Desmond Tutu visits Fort McMurray, Alberta for conference on climate change, First Nations

, Alta. — South African said he was visiting northern Alberta not as an expert on climate change, but hoping to bring people together on an issue crucial to the future of all creation.

“I don’t come as a know-all who is going to pontificate and tell you Canadians what you must do,” he told reporters Friday before opening a two-day conference on development and treaties in Fort McMurray.

“I think I can almost say, without fear of contradiction, that you do know what you should do.”

But he did not minimize his assessment of how serious a threat he said climate change poses. Effects are already being felt all over the world, he said, citing stories people have told him from Norway to Nigeria.

“We are sitting on a powder keg if we don’t do something urgently, quickly.”

RelatedKeystone XL pipeline opponents winning celebrity battle — but will it make a difference?Why the oil sands doomsday prophets have yet to strike a chord with the public

Archbishop Tutu suggested we all work together.

“It is better working together than being at loggerheads, at daggers drawn,” he said. “It is far better — it is cheaper — for people to be friends than enemies.”

He pointed to his own experience fighting the apartheid regime in South Africa as an example of how people can work out even the toughest problems.

“We could have had one awful conflagration,” he said. “It didn’t happen.”

The archbishop, who won the Nobel Peace Prize for his role in the fight against apartheid, has taken strong stands on climate change and against projects such as the Keystone XL pipeline. Archbishop Tutu has signed a petition against the project.

There were no plans for him to meet with industry officials during his time in Fort McMurray.

Some in the oil sands capital seemed open to hearing what he had to say.

Syncrude employee Melvin Campbell said he felt Archbishop Tutu’s opinion carried more weight than that of others who had been critical of the industry.

“He has a little bit more credibility than the actors and the players,” said Mr. Campbell. “Desmond Tutu has a lot of political experience and the public’s ear. I hope he uses it well.”

Jason Franson/The Canadian PressJason Franson/The Canadian PressChief Allan Adam of the Athabasca Chipewyan First Nation and Archbishop Desmond Tutu speak in Fort McMurray, Alta. on Friday May 30, 2014.

Earlier this year, musician Neil Young played concerts in several cities to support the Athabasca Chipewyan First Nation after he visited the region. In 2010, Hollywood director James Cameron toured the oil sands and the community of Fort Chipewyan.

Oil worker Jay Hardy said Archbishop Tutu’s words should be heard.

“He has a good idea of the way that the world should be with the environment and with people living in it,” Mr. Hardy said. “I respect the man. I think we all should. He has good philosophy.”

Brigitte Mbanga said whatever Archbishop Tutu had to say was still only one man’s opinion.

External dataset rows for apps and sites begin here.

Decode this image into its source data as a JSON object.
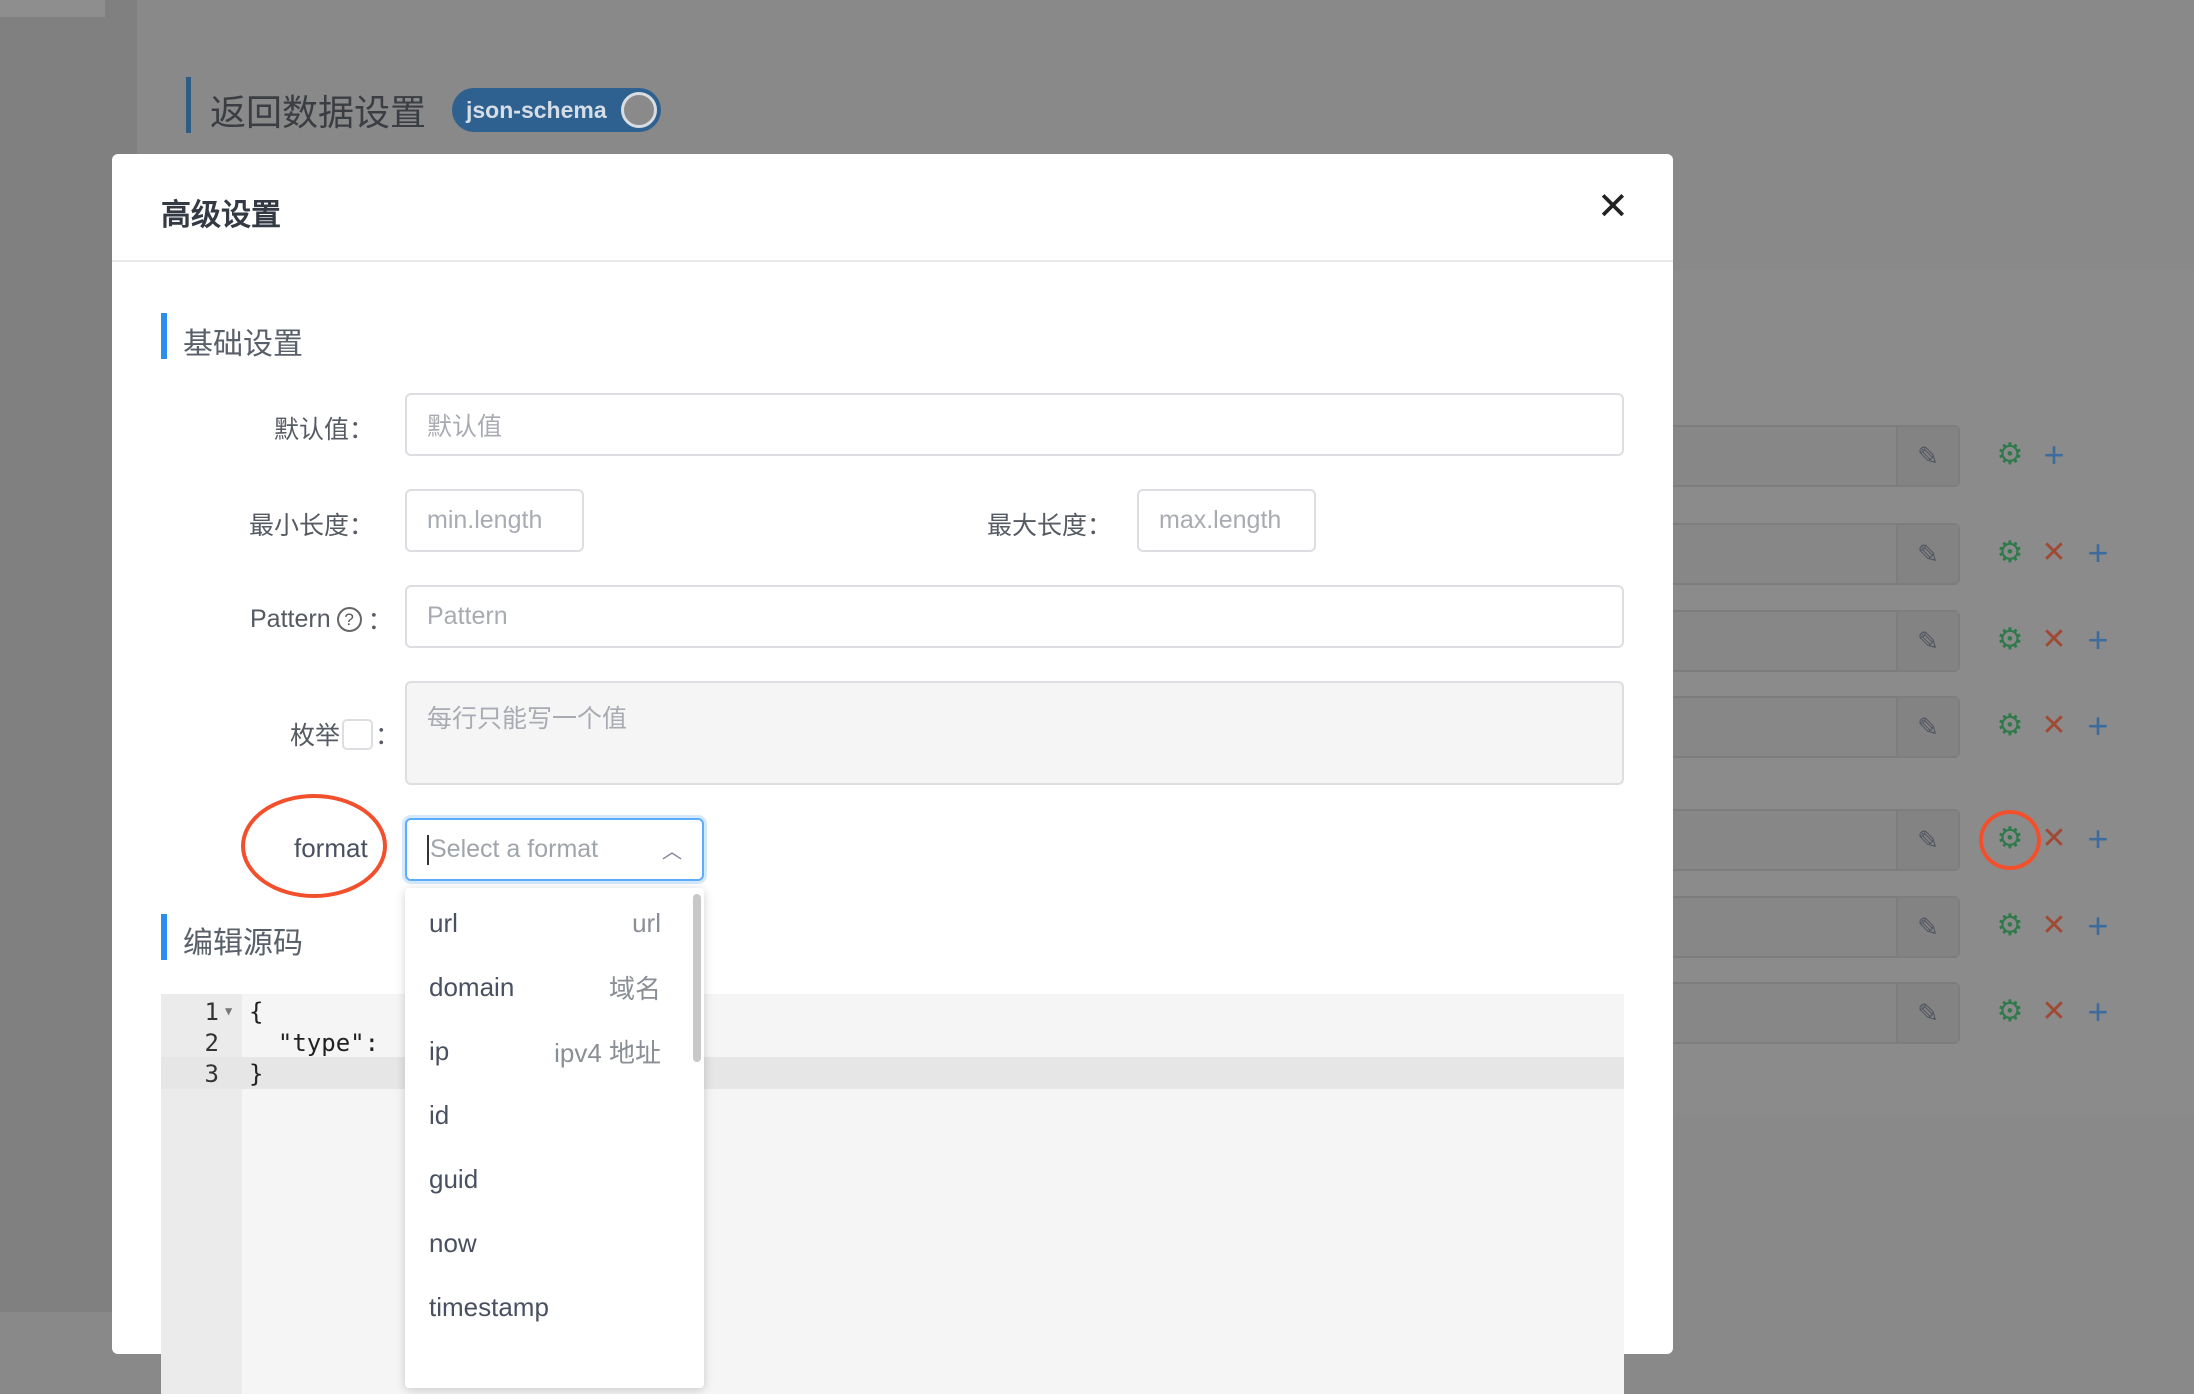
{
  "background": {
    "section_title": "返回数据设置",
    "toggle_label": "json-schema",
    "rows": [
      {
        "actions": [
          "gear-icon",
          "plus-icon"
        ]
      },
      {
        "actions": [
          "gear-icon",
          "close-icon",
          "plus-icon"
        ]
      },
      {
        "actions": [
          "gear-icon",
          "close-icon",
          "plus-icon"
        ]
      },
      {
        "actions": [
          "gear-icon",
          "close-icon",
          "plus-icon"
        ]
      },
      {
        "actions": [
          "gear-icon",
          "close-icon",
          "plus-icon"
        ],
        "highlighted": true
      },
      {
        "actions": [
          "gear-icon",
          "close-icon",
          "plus-icon"
        ]
      },
      {
        "actions": [
          "gear-icon",
          "close-icon",
          "plus-icon"
        ]
      }
    ]
  },
  "modal": {
    "title": "高级设置",
    "close": "✕",
    "basic_section": "基础设置",
    "default_label": "默认值：",
    "default_placeholder": "默认值",
    "min_label": "最小长度：",
    "min_placeholder": "min.length",
    "max_label": "最大长度：",
    "max_placeholder": "max.length",
    "pattern_label": "Pattern",
    "pattern_colon": "：",
    "pattern_placeholder": "Pattern",
    "enum_label": "枚举",
    "enum_colon": "：",
    "enum_placeholder": "每行只能写一个值",
    "format_label": "format",
    "format_placeholder": "Select a format",
    "format_options": [
      {
        "value": "url",
        "desc": "url"
      },
      {
        "value": "domain",
        "desc": "域名"
      },
      {
        "value": "ip",
        "desc": "ipv4 地址"
      },
      {
        "value": "id",
        "desc": ""
      },
      {
        "value": "guid",
        "desc": ""
      },
      {
        "value": "now",
        "desc": ""
      },
      {
        "value": "timestamp",
        "desc": ""
      }
    ],
    "source_section": "编辑源码",
    "code_lines": [
      {
        "num": "1",
        "text": "{"
      },
      {
        "num": "2",
        "text": "  \"type\": "
      },
      {
        "num": "3",
        "text": "}"
      }
    ]
  },
  "colors": {
    "accent": "#2d8cf0",
    "annotation": "#f2502c",
    "gear": "#2f7a4a",
    "delete": "#a04a35",
    "add": "#3d6c9c"
  }
}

“He is a more prominent person than the Hollywood celebrities that have come here,” she said. “His comments may be helpful to the government or the oil sands, but it’s like every other person’s comment.”

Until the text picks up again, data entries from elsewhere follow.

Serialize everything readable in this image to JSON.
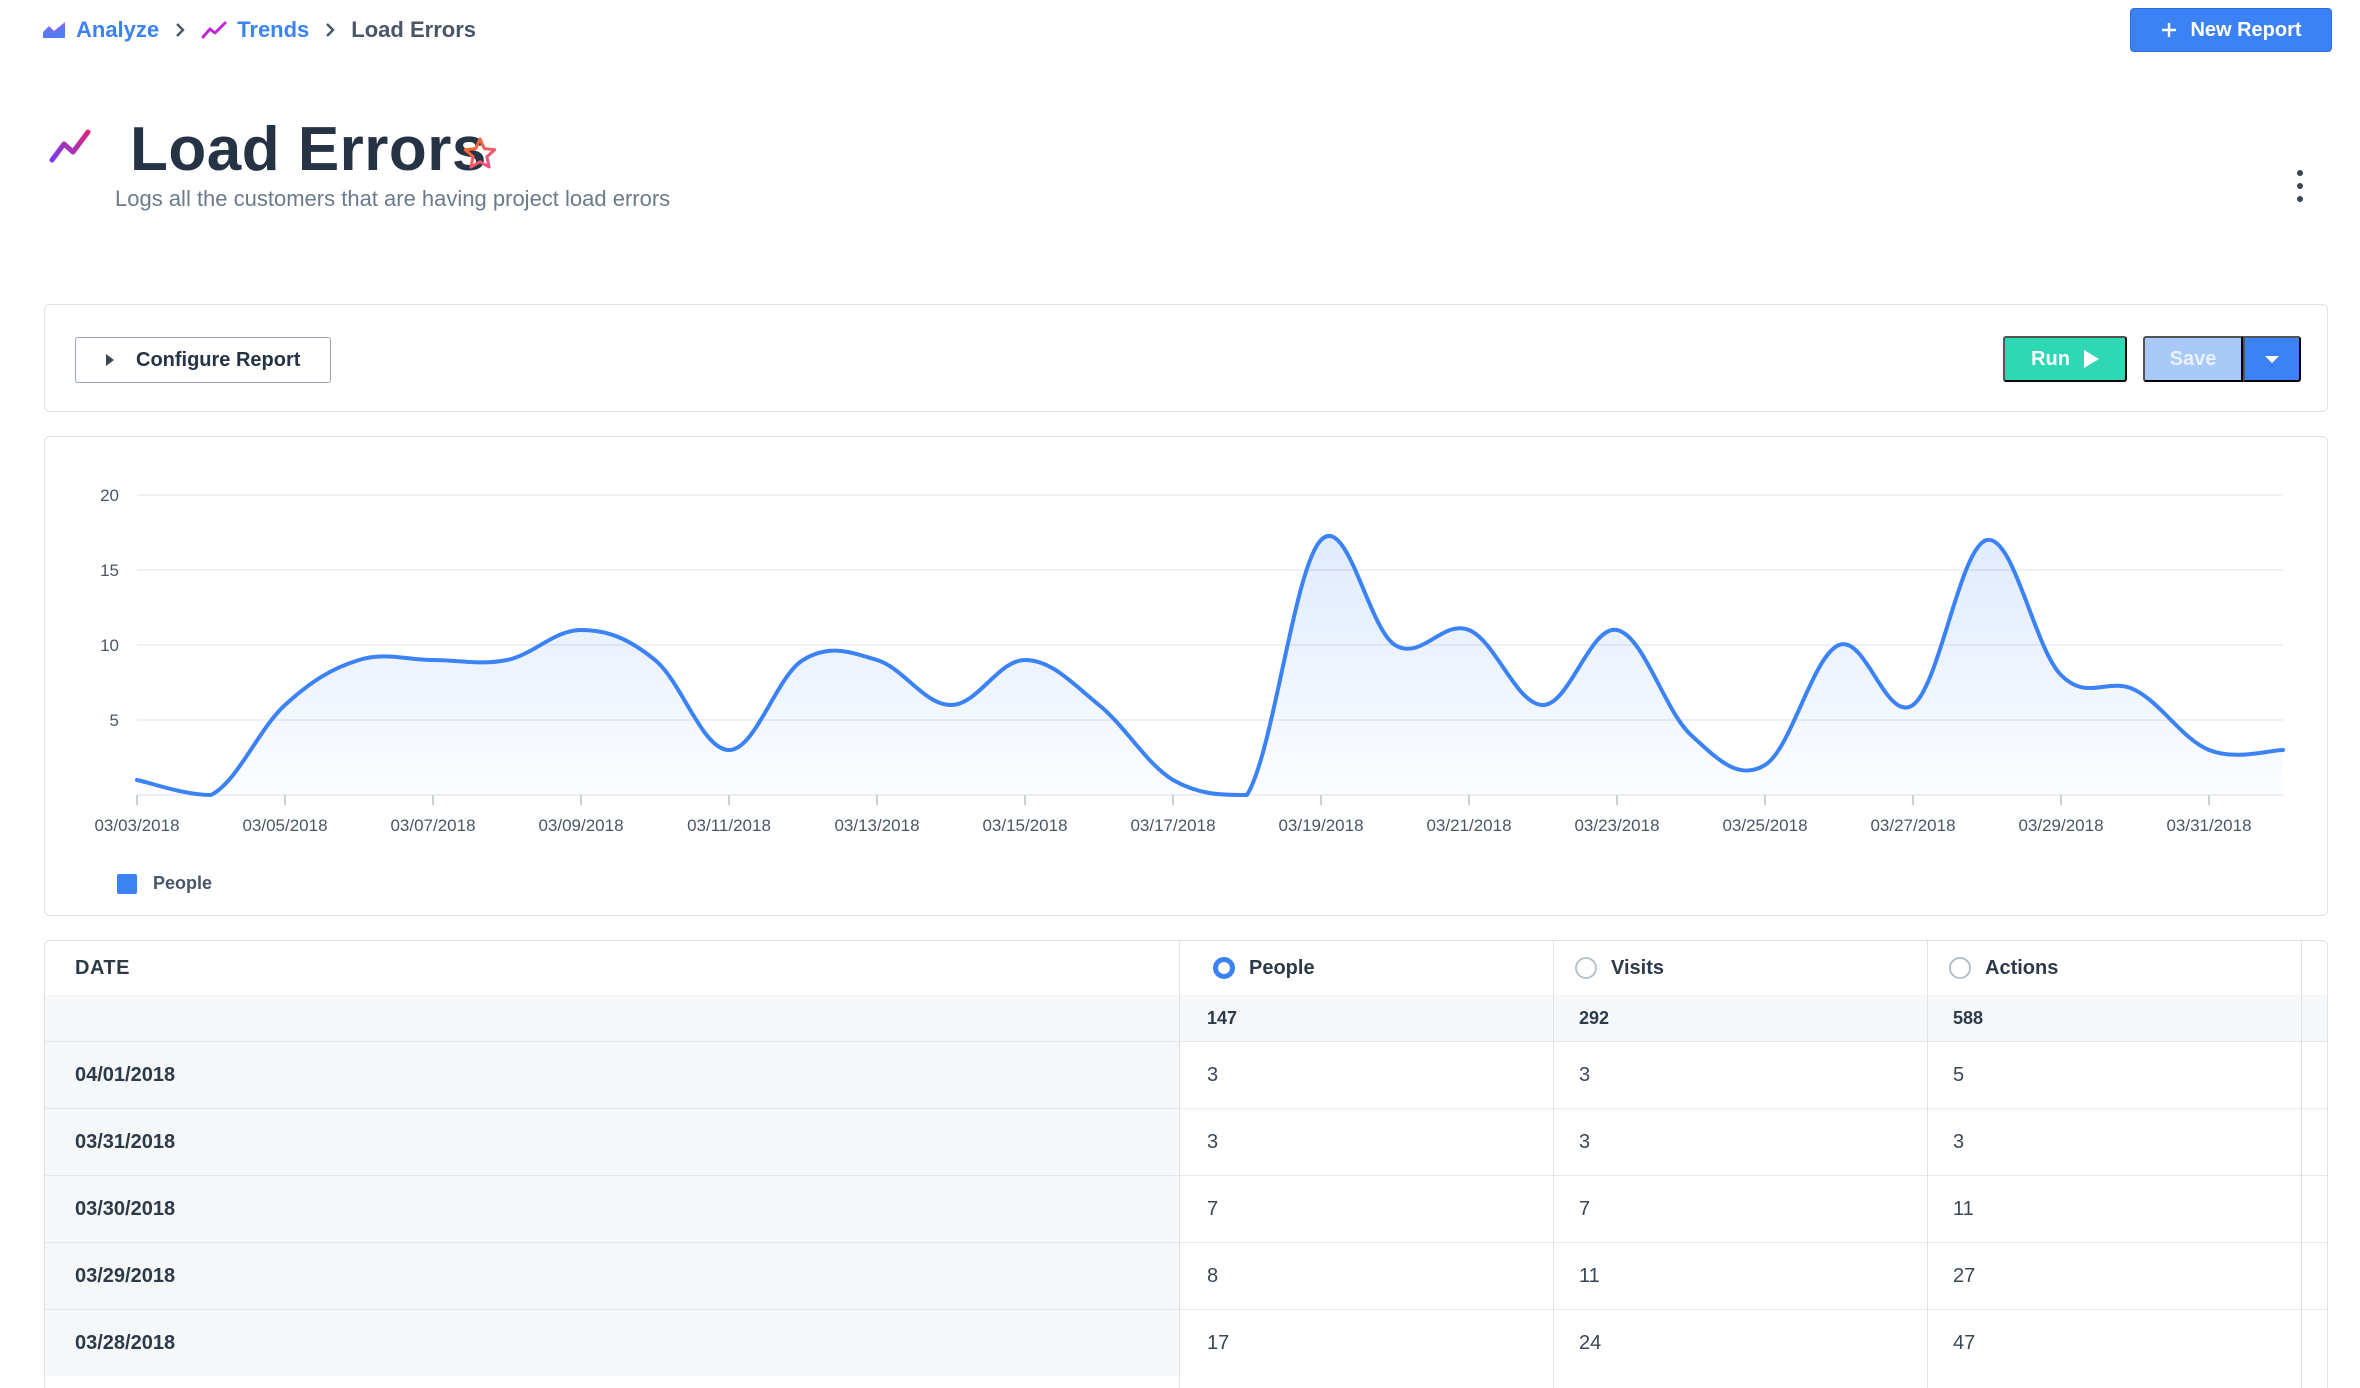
{
  "breadcrumb": {
    "items": [
      {
        "label": "Analyze",
        "icon": "area-chart-icon"
      },
      {
        "label": "Trends",
        "icon": "trend-line-icon"
      },
      {
        "label": "Load Errors"
      }
    ]
  },
  "header": {
    "new_report_label": "New Report",
    "title": "Load Errors",
    "description": "Logs all the customers that are having project load errors"
  },
  "toolbar": {
    "configure_label": "Configure Report",
    "run_label": "Run",
    "save_label": "Save"
  },
  "colors": {
    "accent": "#3b82f6",
    "run": "#2fd8b4",
    "save_disabled": "#a9c9f9",
    "trend_icon": "#c026d3",
    "star": "#f97316"
  },
  "chart_data": {
    "type": "area",
    "yticks": [
      5,
      10,
      15,
      20
    ],
    "ylim": [
      0,
      20
    ],
    "x_tick_labels": [
      "03/03/2018",
      "03/05/2018",
      "03/07/2018",
      "03/09/2018",
      "03/11/2018",
      "03/13/2018",
      "03/15/2018",
      "03/17/2018",
      "03/19/2018",
      "03/21/2018",
      "03/23/2018",
      "03/25/2018",
      "03/27/2018",
      "03/29/2018",
      "03/31/2018"
    ],
    "x": [
      "03/03/2018",
      "03/04/2018",
      "03/05/2018",
      "03/06/2018",
      "03/07/2018",
      "03/08/2018",
      "03/09/2018",
      "03/10/2018",
      "03/11/2018",
      "03/12/2018",
      "03/13/2018",
      "03/14/2018",
      "03/15/2018",
      "03/16/2018",
      "03/17/2018",
      "03/18/2018",
      "03/19/2018",
      "03/20/2018",
      "03/21/2018",
      "03/22/2018",
      "03/23/2018",
      "03/24/2018",
      "03/25/2018",
      "03/26/2018",
      "03/27/2018",
      "03/28/2018",
      "03/29/2018",
      "03/30/2018",
      "03/31/2018",
      "04/01/2018"
    ],
    "series": [
      {
        "name": "People",
        "values": [
          1,
          0,
          6,
          9,
          9,
          9,
          11,
          9,
          3,
          9,
          9,
          6,
          9,
          6,
          1,
          0,
          17,
          10,
          11,
          6,
          11,
          4,
          2,
          10,
          6,
          17,
          8,
          7,
          3,
          3
        ]
      }
    ],
    "legend": "bottom-left",
    "grid": true
  },
  "table": {
    "date_header": "DATE",
    "columns": [
      {
        "label": "People",
        "selected": true,
        "total": "147"
      },
      {
        "label": "Visits",
        "selected": false,
        "total": "292"
      },
      {
        "label": "Actions",
        "selected": false,
        "total": "588"
      }
    ],
    "rows": [
      {
        "date": "04/01/2018",
        "people": "3",
        "visits": "3",
        "actions": "5"
      },
      {
        "date": "03/31/2018",
        "people": "3",
        "visits": "3",
        "actions": "3"
      },
      {
        "date": "03/30/2018",
        "people": "7",
        "visits": "7",
        "actions": "11"
      },
      {
        "date": "03/29/2018",
        "people": "8",
        "visits": "11",
        "actions": "27"
      },
      {
        "date": "03/28/2018",
        "people": "17",
        "visits": "24",
        "actions": "47"
      }
    ]
  }
}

The conference is intended to discuss the need for renewal of treaty relationships in light of extensive resource development such as the oil sands.

It is co-sponsored by the Athabasca Chipewyan First Nation and the Toronto law firm Olthuis Kleer Townsend, in which former Ontario premier and one-time federal Liberal leader Bob Rae is a partner. Mr. Rae is scheduled to be one of the speakers. So are former Northwest Territories premier Stephen Kakfwi and former Syncrude president James Carter.

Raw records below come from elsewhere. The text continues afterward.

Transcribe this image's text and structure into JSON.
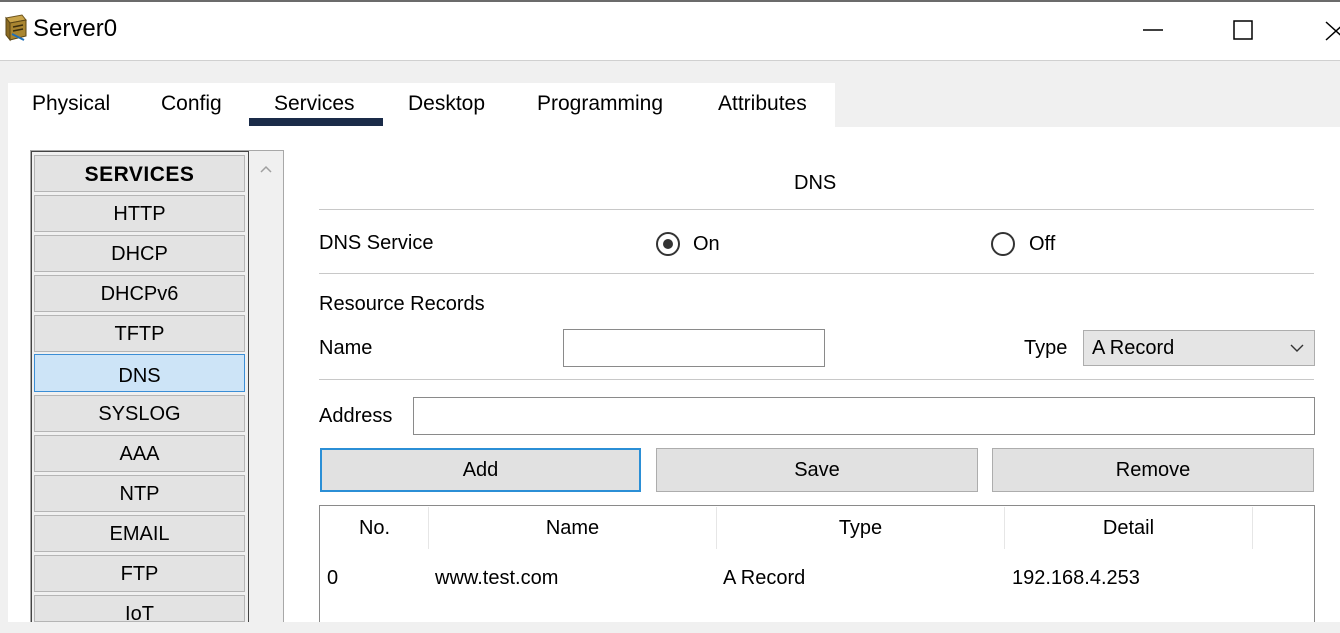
{
  "window": {
    "title": "Server0",
    "minimize_icon": "minimize-icon",
    "maximize_icon": "maximize-icon",
    "close_icon": "close-icon"
  },
  "tabs": [
    {
      "label": "Physical"
    },
    {
      "label": "Config"
    },
    {
      "label": "Services",
      "active": true
    },
    {
      "label": "Desktop"
    },
    {
      "label": "Programming"
    },
    {
      "label": "Attributes"
    }
  ],
  "services": {
    "header": "SERVICES",
    "items": [
      {
        "label": "HTTP"
      },
      {
        "label": "DHCP"
      },
      {
        "label": "DHCPv6"
      },
      {
        "label": "TFTP"
      },
      {
        "label": "DNS",
        "selected": true
      },
      {
        "label": "SYSLOG"
      },
      {
        "label": "AAA"
      },
      {
        "label": "NTP"
      },
      {
        "label": "EMAIL"
      },
      {
        "label": "FTP"
      },
      {
        "label": "IoT"
      }
    ]
  },
  "dns": {
    "title": "DNS",
    "service_label": "DNS Service",
    "on_label": "On",
    "off_label": "Off",
    "service_state": "On",
    "resource_records_label": "Resource Records",
    "name_label": "Name",
    "name_value": "",
    "type_label": "Type",
    "type_value": "A Record",
    "address_label": "Address",
    "address_value": "",
    "add_label": "Add",
    "save_label": "Save",
    "remove_label": "Remove"
  },
  "table": {
    "columns": [
      "No.",
      "Name",
      "Type",
      "Detail"
    ],
    "rows": [
      [
        "0",
        "www.test.com",
        "A Record",
        "192.168.4.253"
      ]
    ]
  },
  "colors": {
    "tab_underline": "#1a2b48",
    "selected_service_bg": "#cde4f7",
    "focus_border": "#2b8fd6"
  }
}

Representatives from the Alberta and federal government are not expected to attend although they were invited, said conference spokeswoman Eriel Deranger.

The Canadian Press

About Bob Weber, Canadian Press